I wish more heard other evangelical voices - such as Bill and Lynne Hybels and Andy Crouch of Christianity Today - or the recent chorus in Massachusetts. Roughly a hundred activists, scientists, and academics heard the summons of the Lausanne Creation Care Network, led by the jovial Ed Brown, and traveled from all regions of the United States and Canada to Gordon. Their mission: How to prod North American evangelical Christians into nation-wide climate-change action. Similar conferences were already held in the Philippines and Africa. Future gatherings are slated for Latin America and other regions.
The task may seem daunting. Many American evangelicals cling to the myth that climate change is a left-wing plot brewed in the minds of introverted scientists. Hagee and Beisner stoke the myth (Graham has remained quiet). But hope has always sailed on the horizon. Climate-change skepticism never strangled evangelical intellectuals. They've been signing petitions, writing books, and issuing calls for over a decade. What's more, international evangelicals have been running ahead of the curve: Four thousand conveners at the Lausanne Movement's 2010 Congress in Cape Town, South Africa, issued the "Cape Town Commitment," which asserted that climate change was "probably the most serious and urgent challenge faced by the physical world." Another Lausanne consultation met two years later in Jamaica and issued a "Call to Action." The outcome: A ten-point invitation to a simpler lifestyle; "robust" theological work; invigorated leadership; mobilization; environmental missions; sustainable food production ... Etc.
In other words, evangelicals beat Pope Francis to the punch - but few heard the thud.
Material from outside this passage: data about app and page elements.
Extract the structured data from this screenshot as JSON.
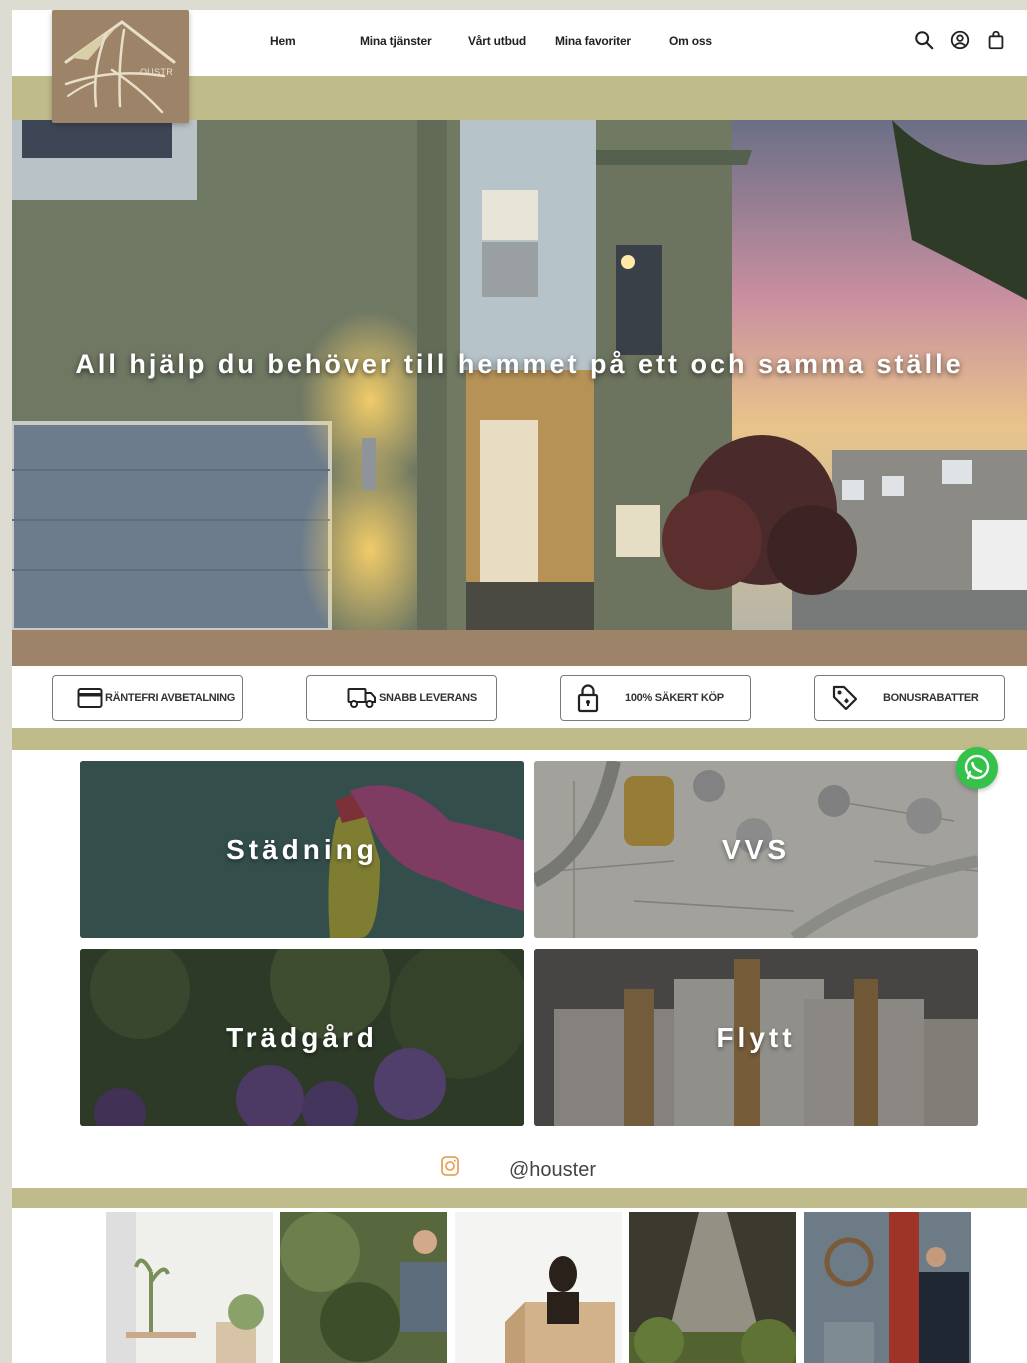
{
  "logo": {
    "text": "OUSTR"
  },
  "nav": {
    "links": [
      "Hem",
      "Mina tjänster",
      "Vårt utbud",
      "Mina favoriter",
      "Om oss"
    ],
    "icons": [
      "search-icon",
      "account-icon",
      "shopping-bag-icon"
    ]
  },
  "hero": {
    "title": "All hjälp du behöver till hemmet på ett och samma ställe"
  },
  "features": [
    {
      "label": "RÄNTEFRI AVBETALNING",
      "icon": "credit-card-icon"
    },
    {
      "label": "SNABB LEVERANS",
      "icon": "delivery-truck-icon"
    },
    {
      "label": "100% SÄKERT KÖP",
      "icon": "lock-icon"
    },
    {
      "label": "BONUSRABATTER",
      "icon": "price-tag-icon"
    }
  ],
  "services": [
    "Städning",
    "VVS",
    "Trädgård",
    "Flytt"
  ],
  "instagram": {
    "handle": "@houster",
    "icon": "instagram-icon"
  },
  "colors": {
    "olive": "#c0bb8a",
    "brown": "#9d8468",
    "whatsapp": "#35c24a"
  }
}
The Gordon College gathering was, in part, a temporary think-tank on how we can haul the thud into an echo chamber. Luminaries and authors such as Katharine Hayhoe, Peter Illyn, Allen Johnson, Dorothy Boorse, Howard Snyder, Jonathan Moo, John Elwood, Lowell Bliss, and Nancy Sleeth spoke on a variety of topics - often weaving in hope and messaging - and there were break-out sessions and field trips. Meanwhile, follow-up steps were already afoot before the conference began. Brian Webb, Houghton College's sustainability coordinator, is spearheading Climate Caretakers, which he characterizes as a "campaign at mobilizing Christians to prayer and action." Webb is also ramping up a plan for an evangelical presence at the United Nations Paris COP gathering in December.
But, for me, the conference meant far more than plenary and breakout sessions and multi-point plans. I was hearing the gracious chorus once more. No one growled paranoia. No one proposed unworkable schemes. The participants reminded me of the gentle, joyful, and warm evangelicals who wooed me into the faith when I was a teenager. I remembered my seminary professors at nearby Gordon-Conwell, from which I graduated in 1989, who taught me about the distinction between literally-minded fundamentalists and more broad-minded evangelicals, who still hold a high view of Scripture while wielding more sophisticated methods of interpretation. I dropped in on one of my favorites, the recently-retired Garth Rosell. His bear hug emblemized the grace of that second choir.
A few non-evangelicals attended the Gordon conference. On the final day, one admitted that she came with trepidation. Her fears were allayed. She loved the prayer, the worship, and the empathy. Her image of evangelicals crumbled and re-formed, and she now saw a group of loving "allies."
Her praise compelled me to rev-up my prayers: may the second chorus sing louder in the unfolding months. Perhaps Franklin Graham, whose sincerity I do not doubt, will eventually join and sing the song of grace.